**WHAT THE EXERCISE ASKS:** Could you copy every record below exactly as it is written?

**RECORDS SUPPLIED:**
▶

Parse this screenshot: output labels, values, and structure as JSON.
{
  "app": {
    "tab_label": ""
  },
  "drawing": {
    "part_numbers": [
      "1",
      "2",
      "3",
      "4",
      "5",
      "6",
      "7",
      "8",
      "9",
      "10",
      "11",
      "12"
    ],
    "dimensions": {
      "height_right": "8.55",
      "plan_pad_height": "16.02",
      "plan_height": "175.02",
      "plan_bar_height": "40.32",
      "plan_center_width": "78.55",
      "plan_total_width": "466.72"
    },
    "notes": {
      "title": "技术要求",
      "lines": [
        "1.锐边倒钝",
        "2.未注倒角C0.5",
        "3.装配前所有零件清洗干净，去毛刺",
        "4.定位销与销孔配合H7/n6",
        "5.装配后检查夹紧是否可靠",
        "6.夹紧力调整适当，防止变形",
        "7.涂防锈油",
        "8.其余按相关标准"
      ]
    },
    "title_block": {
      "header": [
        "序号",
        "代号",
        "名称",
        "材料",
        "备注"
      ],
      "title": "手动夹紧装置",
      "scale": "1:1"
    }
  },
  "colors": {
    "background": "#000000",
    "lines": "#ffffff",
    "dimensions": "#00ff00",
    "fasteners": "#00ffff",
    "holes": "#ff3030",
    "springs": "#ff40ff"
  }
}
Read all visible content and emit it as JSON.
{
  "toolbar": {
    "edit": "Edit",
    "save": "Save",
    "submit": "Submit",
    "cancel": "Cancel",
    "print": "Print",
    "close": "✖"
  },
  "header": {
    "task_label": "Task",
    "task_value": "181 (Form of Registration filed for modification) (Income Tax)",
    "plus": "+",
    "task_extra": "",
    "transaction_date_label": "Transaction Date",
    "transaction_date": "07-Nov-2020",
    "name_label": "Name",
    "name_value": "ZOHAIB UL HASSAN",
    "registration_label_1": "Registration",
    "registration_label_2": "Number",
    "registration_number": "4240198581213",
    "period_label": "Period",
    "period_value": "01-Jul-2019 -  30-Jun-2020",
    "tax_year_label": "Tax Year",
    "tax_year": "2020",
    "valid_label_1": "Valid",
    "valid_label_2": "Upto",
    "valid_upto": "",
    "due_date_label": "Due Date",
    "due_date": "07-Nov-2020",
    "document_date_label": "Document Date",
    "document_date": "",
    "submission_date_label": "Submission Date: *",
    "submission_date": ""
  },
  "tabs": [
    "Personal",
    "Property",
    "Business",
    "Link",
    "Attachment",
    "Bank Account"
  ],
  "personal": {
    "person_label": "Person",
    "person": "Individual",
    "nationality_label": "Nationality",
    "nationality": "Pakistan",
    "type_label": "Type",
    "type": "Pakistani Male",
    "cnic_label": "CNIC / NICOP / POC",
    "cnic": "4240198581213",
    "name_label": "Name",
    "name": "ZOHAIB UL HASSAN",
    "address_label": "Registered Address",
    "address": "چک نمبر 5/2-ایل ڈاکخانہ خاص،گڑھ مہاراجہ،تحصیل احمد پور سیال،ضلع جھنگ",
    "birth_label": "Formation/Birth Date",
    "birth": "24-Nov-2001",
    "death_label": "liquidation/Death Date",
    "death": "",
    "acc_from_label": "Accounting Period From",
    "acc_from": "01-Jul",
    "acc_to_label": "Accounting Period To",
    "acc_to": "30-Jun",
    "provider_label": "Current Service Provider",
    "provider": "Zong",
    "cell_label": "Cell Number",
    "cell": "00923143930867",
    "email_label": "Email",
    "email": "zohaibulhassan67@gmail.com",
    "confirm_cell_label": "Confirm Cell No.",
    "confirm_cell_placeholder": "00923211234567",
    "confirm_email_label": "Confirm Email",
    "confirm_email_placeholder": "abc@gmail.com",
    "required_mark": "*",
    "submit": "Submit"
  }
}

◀

**OUTPUT FOR THIS EXERCISE:**
Parse this screenshot: output labels, values, and structure as JSON.
{
  "app": {
    "tab_label": ""
  },
  "drawing": {
    "part_numbers": [
      "1",
      "2",
      "3",
      "4",
      "5",
      "6",
      "7",
      "8",
      "9",
      "10",
      "11",
      "12"
    ],
    "dimensions": {
      "height_right": "8.55",
      "plan_pad_height": "16.02",
      "plan_height": "175.02",
      "plan_bar_height": "40.32",
      "plan_center_width": "78.55",
      "plan_total_width": "466.72"
    },
    "notes": {
      "title": "技术要求",
      "lines": [
        "1.锐边倒钝",
        "2.未注倒角C0.5",
        "3.装配前所有零件清洗干净，去毛刺",
        "4.定位销与销孔配合H7/n6",
        "5.装配后检查夹紧是否可靠",
        "6.夹紧力调整适当，防止变形",
        "7.涂防锈油",
        "8.其余按相关标准"
      ]
    },
    "title_block": {
      "header": [
        "序号",
        "代号",
        "名称",
        "材料",
        "备注"
      ],
      "title": "手动夹紧装置",
      "scale": "1:1"
    }
  },
  "colors": {
    "background": "#000000",
    "lines": "#ffffff",
    "dimensions": "#00ff00",
    "fasteners": "#00ffff",
    "holes": "#ff3030",
    "springs": "#ff40ff"
  }
}
Read all visible content and emit it as JSON.
{
  "toolbar": {
    "edit": "Edit",
    "save": "Save",
    "submit": "Submit",
    "cancel": "Cancel",
    "print": "Print",
    "close": "✖"
  },
  "header": {
    "task_label": "Task",
    "task_value": "181 (Form of Registration filed for modification) (Income Tax)",
    "plus": "+",
    "task_extra": "",
    "transaction_date_label": "Transaction Date",
    "transaction_date": "07-Nov-2020",
    "name_label": "Name",
    "name_value": "ZOHAIB UL HASSAN",
    "registration_label_1": "Registration",
    "registration_label_2": "Number",
    "registration_number": "4240198581213",
    "period_label": "Period",
    "period_value": "01-Jul-2019 -  30-Jun-2020",
    "tax_year_label": "Tax Year",
    "tax_year": "2020",
    "valid_label_1": "Valid",
    "valid_label_2": "Upto",
    "valid_upto": "",
    "due_date_label": "Due Date",
    "due_date": "07-Nov-2020",
    "document_date_label": "Document Date",
    "document_date": "",
    "submission_date_label": "Submission Date: *",
    "submission_date": ""
  },
  "tabs": [
    "Personal",
    "Property",
    "Business",
    "Link",
    "Attachment",
    "Bank Account"
  ],
  "personal": {
    "person_label": "Person",
    "person": "Individual",
    "nationality_label": "Nationality",
    "nationality": "Pakistan",
    "type_label": "Type",
    "type": "Pakistani Male",
    "cnic_label": "CNIC / NICOP / POC",
    "cnic": "4240198581213",
    "name_label": "Name",
    "name": "ZOHAIB UL HASSAN",
    "address_label": "Registered Address",
    "address": "چک نمبر 5/2-ایل ڈاکخانہ خاص،گڑھ مہاراجہ،تحصیل احمد پور سیال،ضلع جھنگ",
    "birth_label": "Formation/Birth Date",
    "birth": "24-Nov-2001",
    "death_label": "liquidation/Death Date",
    "death": "",
    "acc_from_label": "Accounting Period From",
    "acc_from": "01-Jul",
    "acc_to_label": "Accounting Period To",
    "acc_to": "30-Jun",
    "provider_label": "Current Service Provider",
    "provider": "Zong",
    "cell_label": "Cell Number",
    "cell": "00923143930867",
    "email_label": "Email",
    "email": "zohaibulhassan67@gmail.com",
    "confirm_cell_label": "Confirm Cell No.",
    "confirm_cell_placeholder": "00923211234567",
    "confirm_email_label": "Confirm Email",
    "confirm_email_placeholder": "abc@gmail.com",
    "required_mark": "*",
    "submit": "Submit"
  }
}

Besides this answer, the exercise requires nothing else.